A new Washington Post-Pew Research Center Poll, here, on the recent failure of gun legislation, casts broader light on the political polarization that began in the 1980s and has increasingly characterized American democracy ever since. In sorting out the causes of this polarization, a major question is whether polarization in Congress distorts the much more centrist preferences of the broader public or whether Congressional polarization reflects a polarized public.
A common perception is that a large majority of the public support gun legislation of the sort that recently failed, which would suggest the polarization in Congress is a distortion of “public opinion.” The most provocative finding of this new poll, in contrast, is that, of those “very closely” following the legislation process, the split was virtually even regarding whether they were pleased or not that the legislation had failed: 48 percent said they were angry/disappointed, and 47 percent were relieved or happy. Democracies tend to respond to the most politically engaged citizens. These data suggest support for the view that polarization in Congress, on this issue at least, reflects polarization among the engaged electorate.
This result is also in line with some of best recent empirical work on polarization more generally. In the mid-2000s, Morris Fiorina and others published a book, Culture War? The Myth of a Polarized America, which argued that Americans were generally less partisan and more centrist than members of Congress.

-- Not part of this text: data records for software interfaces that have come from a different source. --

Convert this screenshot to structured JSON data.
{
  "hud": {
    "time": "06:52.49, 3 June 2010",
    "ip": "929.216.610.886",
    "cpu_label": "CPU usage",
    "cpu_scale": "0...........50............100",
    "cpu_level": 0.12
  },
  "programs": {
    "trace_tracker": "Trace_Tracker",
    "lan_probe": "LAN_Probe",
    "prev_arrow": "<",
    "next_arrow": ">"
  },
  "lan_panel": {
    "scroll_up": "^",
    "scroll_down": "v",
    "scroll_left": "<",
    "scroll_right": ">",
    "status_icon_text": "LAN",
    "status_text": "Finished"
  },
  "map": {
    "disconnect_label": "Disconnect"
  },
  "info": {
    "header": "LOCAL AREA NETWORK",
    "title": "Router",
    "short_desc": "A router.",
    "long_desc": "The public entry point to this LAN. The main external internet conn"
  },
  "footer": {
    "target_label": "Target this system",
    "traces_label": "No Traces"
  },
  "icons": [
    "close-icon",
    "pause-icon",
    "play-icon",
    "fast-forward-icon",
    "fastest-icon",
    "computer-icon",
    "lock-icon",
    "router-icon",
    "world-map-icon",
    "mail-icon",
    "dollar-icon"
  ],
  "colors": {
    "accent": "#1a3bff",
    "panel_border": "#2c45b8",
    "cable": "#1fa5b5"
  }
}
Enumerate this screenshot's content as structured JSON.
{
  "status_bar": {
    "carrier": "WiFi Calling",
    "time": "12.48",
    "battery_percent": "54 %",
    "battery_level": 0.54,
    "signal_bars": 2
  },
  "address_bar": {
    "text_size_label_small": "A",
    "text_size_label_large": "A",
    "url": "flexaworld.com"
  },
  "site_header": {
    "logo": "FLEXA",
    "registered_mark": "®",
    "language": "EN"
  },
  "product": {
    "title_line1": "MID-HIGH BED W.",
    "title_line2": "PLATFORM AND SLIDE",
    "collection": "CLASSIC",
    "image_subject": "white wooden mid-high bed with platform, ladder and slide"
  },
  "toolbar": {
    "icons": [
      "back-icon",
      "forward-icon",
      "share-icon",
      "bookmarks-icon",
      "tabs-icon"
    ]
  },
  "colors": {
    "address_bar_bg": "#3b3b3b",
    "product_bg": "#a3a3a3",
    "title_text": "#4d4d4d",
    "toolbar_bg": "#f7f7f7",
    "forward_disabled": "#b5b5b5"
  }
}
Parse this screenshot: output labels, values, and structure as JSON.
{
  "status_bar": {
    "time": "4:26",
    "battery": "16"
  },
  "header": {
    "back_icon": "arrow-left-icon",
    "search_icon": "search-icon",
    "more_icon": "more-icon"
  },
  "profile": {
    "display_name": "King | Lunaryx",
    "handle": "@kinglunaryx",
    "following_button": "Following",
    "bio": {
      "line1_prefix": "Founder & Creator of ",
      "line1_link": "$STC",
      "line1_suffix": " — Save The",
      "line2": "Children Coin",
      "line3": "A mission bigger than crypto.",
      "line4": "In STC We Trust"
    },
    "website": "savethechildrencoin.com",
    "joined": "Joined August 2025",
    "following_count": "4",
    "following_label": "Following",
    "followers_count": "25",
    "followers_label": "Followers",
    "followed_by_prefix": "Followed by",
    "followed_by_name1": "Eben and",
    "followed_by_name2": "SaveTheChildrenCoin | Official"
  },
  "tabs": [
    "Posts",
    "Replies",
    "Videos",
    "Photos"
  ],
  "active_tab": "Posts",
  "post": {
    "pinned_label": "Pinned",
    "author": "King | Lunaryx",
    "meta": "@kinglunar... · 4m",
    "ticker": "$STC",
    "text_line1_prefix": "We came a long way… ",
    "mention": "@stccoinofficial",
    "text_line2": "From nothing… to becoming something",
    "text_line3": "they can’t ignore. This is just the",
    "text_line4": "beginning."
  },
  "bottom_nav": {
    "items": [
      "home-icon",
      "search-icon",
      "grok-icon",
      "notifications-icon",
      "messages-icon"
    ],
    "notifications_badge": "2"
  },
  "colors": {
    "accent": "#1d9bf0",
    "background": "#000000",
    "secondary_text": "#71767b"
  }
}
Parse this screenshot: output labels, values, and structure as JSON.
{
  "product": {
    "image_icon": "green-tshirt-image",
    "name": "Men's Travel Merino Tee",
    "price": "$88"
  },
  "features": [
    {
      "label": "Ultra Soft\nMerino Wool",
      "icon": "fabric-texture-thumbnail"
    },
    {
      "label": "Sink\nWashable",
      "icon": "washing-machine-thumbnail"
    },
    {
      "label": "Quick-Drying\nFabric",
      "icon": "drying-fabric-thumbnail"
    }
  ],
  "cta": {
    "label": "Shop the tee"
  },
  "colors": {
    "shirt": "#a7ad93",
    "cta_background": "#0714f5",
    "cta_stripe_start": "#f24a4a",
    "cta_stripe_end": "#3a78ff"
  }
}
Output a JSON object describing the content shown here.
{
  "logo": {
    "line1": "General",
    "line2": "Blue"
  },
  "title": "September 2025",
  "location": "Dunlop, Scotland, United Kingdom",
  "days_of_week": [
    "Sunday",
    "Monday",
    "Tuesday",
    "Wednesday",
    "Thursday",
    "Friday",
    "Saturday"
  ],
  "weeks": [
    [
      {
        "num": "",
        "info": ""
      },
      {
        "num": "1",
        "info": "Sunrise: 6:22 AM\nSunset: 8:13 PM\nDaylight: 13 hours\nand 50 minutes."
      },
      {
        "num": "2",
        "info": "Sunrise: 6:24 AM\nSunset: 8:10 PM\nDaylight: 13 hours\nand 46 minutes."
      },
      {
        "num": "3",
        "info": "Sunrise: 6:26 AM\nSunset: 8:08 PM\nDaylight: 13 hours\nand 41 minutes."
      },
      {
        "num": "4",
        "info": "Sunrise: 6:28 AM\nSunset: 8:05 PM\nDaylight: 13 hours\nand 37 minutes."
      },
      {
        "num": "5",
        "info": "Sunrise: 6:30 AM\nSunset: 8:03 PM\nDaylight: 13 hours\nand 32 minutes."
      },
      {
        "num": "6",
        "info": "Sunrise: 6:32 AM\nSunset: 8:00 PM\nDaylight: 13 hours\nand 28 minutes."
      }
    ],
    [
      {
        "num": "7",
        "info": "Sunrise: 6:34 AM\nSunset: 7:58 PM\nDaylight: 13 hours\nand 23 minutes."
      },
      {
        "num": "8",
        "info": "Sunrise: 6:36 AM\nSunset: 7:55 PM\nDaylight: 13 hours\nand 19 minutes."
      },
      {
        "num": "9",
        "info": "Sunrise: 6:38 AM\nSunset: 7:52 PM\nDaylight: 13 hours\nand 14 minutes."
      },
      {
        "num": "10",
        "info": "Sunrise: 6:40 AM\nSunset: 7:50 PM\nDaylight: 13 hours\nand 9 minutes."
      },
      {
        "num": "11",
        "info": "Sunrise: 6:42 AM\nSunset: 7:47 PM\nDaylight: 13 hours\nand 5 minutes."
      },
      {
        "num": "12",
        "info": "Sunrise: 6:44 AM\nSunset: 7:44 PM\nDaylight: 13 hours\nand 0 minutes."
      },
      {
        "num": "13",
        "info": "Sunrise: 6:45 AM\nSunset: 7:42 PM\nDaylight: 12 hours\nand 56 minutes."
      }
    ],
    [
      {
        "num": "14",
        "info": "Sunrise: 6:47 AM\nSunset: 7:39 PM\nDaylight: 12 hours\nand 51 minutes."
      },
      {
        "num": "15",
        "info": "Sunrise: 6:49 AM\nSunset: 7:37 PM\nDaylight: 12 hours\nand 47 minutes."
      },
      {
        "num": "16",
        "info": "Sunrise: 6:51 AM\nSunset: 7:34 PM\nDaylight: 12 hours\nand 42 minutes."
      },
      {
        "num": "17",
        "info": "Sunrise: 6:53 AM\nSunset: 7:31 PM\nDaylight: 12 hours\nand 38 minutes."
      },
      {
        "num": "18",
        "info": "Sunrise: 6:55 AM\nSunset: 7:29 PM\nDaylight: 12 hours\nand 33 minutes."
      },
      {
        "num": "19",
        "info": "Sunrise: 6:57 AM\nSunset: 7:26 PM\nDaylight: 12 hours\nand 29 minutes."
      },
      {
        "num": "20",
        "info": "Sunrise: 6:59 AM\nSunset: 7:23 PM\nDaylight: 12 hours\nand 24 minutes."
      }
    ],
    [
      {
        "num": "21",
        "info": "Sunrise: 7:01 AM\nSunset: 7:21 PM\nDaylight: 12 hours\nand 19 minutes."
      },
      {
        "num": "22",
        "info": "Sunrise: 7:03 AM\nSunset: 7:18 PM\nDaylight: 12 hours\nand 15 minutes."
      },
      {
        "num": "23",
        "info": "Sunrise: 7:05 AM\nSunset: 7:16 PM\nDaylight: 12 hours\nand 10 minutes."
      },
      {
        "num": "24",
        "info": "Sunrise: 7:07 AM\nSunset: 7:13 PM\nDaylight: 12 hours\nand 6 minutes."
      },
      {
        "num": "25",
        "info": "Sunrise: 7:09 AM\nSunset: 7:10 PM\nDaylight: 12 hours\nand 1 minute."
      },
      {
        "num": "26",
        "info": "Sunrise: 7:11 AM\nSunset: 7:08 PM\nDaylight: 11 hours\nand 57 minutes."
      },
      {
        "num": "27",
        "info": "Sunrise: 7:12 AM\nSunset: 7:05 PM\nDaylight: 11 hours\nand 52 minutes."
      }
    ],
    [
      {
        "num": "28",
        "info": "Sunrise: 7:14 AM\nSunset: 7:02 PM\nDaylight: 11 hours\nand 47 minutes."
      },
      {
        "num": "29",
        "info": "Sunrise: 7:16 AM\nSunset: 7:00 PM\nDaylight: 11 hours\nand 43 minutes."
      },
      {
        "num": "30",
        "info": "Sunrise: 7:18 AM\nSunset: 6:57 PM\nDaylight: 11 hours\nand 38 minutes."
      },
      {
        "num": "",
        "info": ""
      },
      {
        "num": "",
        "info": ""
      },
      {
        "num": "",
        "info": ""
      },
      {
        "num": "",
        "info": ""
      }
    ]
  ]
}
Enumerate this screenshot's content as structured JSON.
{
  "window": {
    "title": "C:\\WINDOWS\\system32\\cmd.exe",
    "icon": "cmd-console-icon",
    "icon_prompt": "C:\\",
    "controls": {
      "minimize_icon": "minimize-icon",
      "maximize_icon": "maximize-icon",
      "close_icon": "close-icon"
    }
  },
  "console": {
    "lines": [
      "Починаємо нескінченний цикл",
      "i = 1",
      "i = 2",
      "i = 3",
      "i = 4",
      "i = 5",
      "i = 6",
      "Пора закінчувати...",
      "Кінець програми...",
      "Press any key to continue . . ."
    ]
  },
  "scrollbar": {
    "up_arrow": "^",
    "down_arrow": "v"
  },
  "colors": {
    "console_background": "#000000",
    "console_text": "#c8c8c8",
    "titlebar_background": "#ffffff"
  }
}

More recently, though, Alan Abramowitz concluded in The Disappearing Center that the more people care about and engage in political activity (such as voting), the more polarized they become; with increased political participation comes increased polarization. This new poll data on gun legislation appears to further support that view. If so, Congressional polarization is not a distortion of what the most politically engaged Americans believe, but a reflection of those beliefs.